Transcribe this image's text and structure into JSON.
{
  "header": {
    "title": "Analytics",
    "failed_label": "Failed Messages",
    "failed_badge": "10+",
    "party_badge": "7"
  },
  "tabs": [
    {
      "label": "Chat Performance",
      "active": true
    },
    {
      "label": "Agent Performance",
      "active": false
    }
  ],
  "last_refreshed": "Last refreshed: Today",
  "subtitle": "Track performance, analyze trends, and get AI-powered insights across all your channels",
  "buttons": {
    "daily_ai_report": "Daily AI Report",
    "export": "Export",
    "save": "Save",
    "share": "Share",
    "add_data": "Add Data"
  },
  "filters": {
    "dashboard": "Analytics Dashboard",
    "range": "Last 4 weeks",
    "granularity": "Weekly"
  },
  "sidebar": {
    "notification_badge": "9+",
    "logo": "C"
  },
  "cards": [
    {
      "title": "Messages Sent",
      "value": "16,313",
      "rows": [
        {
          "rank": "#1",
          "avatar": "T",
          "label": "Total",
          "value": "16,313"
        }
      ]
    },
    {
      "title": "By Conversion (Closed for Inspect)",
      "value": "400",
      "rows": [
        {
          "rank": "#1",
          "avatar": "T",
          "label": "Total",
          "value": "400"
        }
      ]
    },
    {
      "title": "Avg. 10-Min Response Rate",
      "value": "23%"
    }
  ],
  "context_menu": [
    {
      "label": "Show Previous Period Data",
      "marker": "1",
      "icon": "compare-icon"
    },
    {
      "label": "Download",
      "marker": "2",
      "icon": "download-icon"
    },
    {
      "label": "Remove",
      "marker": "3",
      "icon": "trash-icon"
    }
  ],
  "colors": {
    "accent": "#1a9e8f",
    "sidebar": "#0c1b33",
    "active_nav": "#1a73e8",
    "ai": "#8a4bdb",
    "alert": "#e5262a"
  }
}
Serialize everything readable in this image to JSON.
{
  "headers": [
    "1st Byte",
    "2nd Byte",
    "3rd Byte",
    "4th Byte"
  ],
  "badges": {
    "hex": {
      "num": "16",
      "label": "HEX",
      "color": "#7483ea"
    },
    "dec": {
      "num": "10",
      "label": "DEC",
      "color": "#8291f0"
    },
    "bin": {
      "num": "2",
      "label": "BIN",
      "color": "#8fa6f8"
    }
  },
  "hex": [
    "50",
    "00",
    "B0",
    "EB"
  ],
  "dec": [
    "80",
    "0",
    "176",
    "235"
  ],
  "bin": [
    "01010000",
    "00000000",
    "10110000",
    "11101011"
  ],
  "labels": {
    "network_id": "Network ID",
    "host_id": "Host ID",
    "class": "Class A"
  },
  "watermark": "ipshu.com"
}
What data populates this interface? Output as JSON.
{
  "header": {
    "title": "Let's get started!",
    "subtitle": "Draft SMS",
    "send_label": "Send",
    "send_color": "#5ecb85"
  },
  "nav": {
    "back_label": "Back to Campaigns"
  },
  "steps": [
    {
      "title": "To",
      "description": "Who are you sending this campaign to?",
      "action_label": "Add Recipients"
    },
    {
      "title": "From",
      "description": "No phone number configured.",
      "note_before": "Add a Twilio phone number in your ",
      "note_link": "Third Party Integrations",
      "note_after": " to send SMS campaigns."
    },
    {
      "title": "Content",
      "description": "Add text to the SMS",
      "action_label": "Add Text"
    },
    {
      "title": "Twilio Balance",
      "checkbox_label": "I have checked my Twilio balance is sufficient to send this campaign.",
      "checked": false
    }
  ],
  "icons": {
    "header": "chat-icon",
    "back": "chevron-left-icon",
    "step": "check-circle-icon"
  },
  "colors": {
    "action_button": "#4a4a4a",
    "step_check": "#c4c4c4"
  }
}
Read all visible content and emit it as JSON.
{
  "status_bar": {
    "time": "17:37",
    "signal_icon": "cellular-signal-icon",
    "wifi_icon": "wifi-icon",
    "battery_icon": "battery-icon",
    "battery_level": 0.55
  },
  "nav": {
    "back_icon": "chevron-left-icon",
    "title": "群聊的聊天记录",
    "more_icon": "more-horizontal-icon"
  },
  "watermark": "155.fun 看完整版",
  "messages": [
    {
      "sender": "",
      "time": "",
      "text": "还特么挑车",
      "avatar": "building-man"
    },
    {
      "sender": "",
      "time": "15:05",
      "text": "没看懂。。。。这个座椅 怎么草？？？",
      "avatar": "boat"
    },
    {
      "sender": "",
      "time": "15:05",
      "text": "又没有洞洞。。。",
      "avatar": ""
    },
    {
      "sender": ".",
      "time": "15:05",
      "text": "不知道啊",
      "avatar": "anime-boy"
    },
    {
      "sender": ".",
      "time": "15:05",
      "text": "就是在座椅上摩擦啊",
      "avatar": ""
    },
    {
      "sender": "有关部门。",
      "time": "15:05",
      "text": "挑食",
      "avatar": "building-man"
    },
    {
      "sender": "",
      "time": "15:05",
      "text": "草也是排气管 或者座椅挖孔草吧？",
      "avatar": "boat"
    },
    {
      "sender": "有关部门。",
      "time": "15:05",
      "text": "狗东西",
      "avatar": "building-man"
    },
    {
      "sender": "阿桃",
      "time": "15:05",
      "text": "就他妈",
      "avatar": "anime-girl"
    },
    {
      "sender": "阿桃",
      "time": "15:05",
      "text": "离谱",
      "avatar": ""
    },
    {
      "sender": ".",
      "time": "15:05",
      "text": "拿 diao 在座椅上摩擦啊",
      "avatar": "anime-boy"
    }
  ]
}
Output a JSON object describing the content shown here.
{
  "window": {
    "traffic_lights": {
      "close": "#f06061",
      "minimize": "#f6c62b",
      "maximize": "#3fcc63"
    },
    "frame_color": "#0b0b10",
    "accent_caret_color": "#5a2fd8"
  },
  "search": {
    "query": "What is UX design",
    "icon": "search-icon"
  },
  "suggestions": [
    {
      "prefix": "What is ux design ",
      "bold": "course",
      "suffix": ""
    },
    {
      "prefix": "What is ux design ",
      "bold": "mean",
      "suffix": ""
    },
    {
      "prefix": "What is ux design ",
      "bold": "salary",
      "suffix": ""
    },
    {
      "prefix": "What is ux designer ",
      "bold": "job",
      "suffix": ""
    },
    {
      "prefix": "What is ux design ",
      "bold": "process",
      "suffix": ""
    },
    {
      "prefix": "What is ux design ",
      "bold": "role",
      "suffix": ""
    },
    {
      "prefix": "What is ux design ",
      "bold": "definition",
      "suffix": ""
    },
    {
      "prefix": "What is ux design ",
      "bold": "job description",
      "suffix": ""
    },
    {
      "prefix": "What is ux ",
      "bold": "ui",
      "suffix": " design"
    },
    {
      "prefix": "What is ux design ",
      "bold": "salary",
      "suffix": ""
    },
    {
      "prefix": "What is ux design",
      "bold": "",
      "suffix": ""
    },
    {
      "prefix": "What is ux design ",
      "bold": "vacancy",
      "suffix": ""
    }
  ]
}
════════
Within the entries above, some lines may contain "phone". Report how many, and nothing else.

Result of this task >> 2